**Exercise objective:** When the string "username" is part of a line in the data below, report the whole line.

Page and application data records
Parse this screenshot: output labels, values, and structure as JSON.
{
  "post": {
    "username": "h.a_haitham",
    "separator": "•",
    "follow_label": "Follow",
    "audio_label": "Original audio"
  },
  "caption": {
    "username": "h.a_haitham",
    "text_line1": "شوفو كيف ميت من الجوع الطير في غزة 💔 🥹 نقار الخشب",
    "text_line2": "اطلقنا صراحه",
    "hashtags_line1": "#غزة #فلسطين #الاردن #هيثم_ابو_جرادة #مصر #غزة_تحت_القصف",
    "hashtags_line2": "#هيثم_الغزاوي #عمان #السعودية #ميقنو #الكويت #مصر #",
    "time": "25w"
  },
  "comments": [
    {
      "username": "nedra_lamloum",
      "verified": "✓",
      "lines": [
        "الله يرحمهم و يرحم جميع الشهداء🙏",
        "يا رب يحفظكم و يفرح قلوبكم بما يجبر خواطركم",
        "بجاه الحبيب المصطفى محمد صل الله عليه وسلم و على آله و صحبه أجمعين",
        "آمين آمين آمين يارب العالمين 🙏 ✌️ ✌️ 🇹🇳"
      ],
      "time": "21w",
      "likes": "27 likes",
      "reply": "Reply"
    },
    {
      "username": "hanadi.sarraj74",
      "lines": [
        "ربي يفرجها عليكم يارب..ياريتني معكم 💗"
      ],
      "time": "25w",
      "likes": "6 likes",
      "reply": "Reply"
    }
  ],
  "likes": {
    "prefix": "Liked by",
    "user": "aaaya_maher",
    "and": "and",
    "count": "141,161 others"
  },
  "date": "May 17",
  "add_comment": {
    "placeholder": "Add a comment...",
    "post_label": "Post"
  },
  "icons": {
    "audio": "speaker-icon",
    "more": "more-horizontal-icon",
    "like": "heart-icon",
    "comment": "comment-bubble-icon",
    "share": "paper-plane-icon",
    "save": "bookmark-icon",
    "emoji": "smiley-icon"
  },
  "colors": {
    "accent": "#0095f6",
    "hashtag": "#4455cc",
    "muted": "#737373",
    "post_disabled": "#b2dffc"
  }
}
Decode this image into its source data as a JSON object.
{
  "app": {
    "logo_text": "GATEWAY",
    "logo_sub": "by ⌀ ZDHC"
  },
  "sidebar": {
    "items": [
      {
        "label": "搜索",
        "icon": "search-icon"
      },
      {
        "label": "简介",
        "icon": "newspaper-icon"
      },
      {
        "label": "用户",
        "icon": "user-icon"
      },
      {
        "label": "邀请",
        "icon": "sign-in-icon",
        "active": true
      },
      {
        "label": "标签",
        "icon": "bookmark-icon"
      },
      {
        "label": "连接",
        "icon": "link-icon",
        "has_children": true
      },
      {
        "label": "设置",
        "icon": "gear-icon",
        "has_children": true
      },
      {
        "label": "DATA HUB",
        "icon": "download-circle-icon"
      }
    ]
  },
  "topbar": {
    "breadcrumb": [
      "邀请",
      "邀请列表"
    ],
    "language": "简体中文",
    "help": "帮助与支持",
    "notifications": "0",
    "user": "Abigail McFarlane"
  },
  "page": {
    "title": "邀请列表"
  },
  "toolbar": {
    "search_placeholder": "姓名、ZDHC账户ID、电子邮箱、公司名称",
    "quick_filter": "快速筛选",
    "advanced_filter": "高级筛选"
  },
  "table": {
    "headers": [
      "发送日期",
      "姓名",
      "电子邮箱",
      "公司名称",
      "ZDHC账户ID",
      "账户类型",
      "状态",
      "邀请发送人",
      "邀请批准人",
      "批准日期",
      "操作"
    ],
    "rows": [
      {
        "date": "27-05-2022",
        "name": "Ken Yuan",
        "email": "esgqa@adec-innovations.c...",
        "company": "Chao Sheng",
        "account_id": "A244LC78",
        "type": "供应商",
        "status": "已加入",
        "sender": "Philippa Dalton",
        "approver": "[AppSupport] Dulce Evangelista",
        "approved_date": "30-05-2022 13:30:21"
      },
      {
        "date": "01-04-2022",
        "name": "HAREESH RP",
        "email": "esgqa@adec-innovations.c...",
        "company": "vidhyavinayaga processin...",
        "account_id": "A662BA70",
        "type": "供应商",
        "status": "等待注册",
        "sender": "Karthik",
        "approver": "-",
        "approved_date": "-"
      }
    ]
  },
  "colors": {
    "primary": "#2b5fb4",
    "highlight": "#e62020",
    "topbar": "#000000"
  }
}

**Result of this exercise:**
    "username": "h.a_haitham",
    "username": "h.a_haitham",
      "username": "nedra_lamloum",
      "username": "hanadi.sarraj74",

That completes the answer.